View details for PubMedID 26298281
Variations in chondrogenesis of human bone marrow-derived mesenchymal stem cells in fibrin/alginate blended hydrogels
2012; 8 (10): 3754-3764
Fibrin and alginate hydrogels have been widely used to support chondrogenesis of bone marrow-derived mesenchymal stem cells (BM-MSCs) for articular cartilage and fibrocartilage tissue engineering, with each material offering distinct advantages and disadvantages. Attempting to produce a gel scaffold exhibiting beneficial characteristics of both materials, we fabricated fibrin/alginate blended hydrogels at various blend ratios and evaluated the gel morphology, mechanical properties and their support for BM-MSC chondrogenesis.

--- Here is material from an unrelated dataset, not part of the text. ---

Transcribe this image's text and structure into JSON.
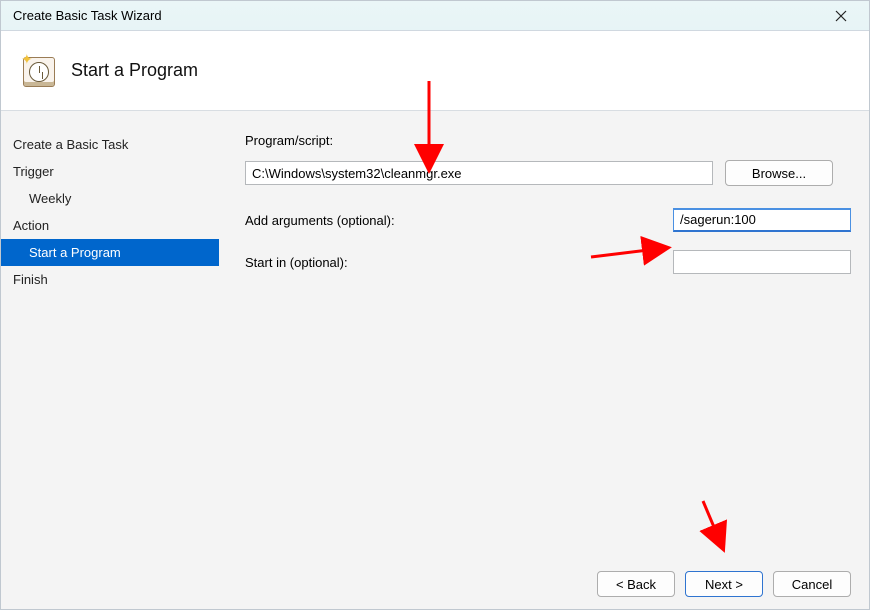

Results show that when the fibrin/alginate ratio decreased, the fibrin architecture transitioned from uniform to interconnected fibrous and finally to disconnected islands against an alginate background, with opposing trends in the alginate architecture. Fibrin maintained gel extensibility and promoted cell proliferation, while alginate improved the gel biostability and better supported glycosaminoglycan and collagen II production and chondrogenic gene expression. Blended gels had physical and biological characteristics intermediate between fibrin and alginate. Of the blends examined, FA 40:8 (40 mg ml(-1) fibrinogen blended with 8 mg ml(-1) alginate) was found to be the most appropriate group for future studies on tension-driven BM-MSC fibrochondrogenesis. As BM-MSC differentiation appeared to vary between fibrin and alginate regions of blended scaffolds, this study also highlighted the potential to develop spatially heterogeneous tissues through manipulating the heterogeneity of scaffold composition.
View details for DOI 10.1016/j.actbio.2012.06.028
View details for Web of Science ID 000309301400022
View details for PubMedID 22750738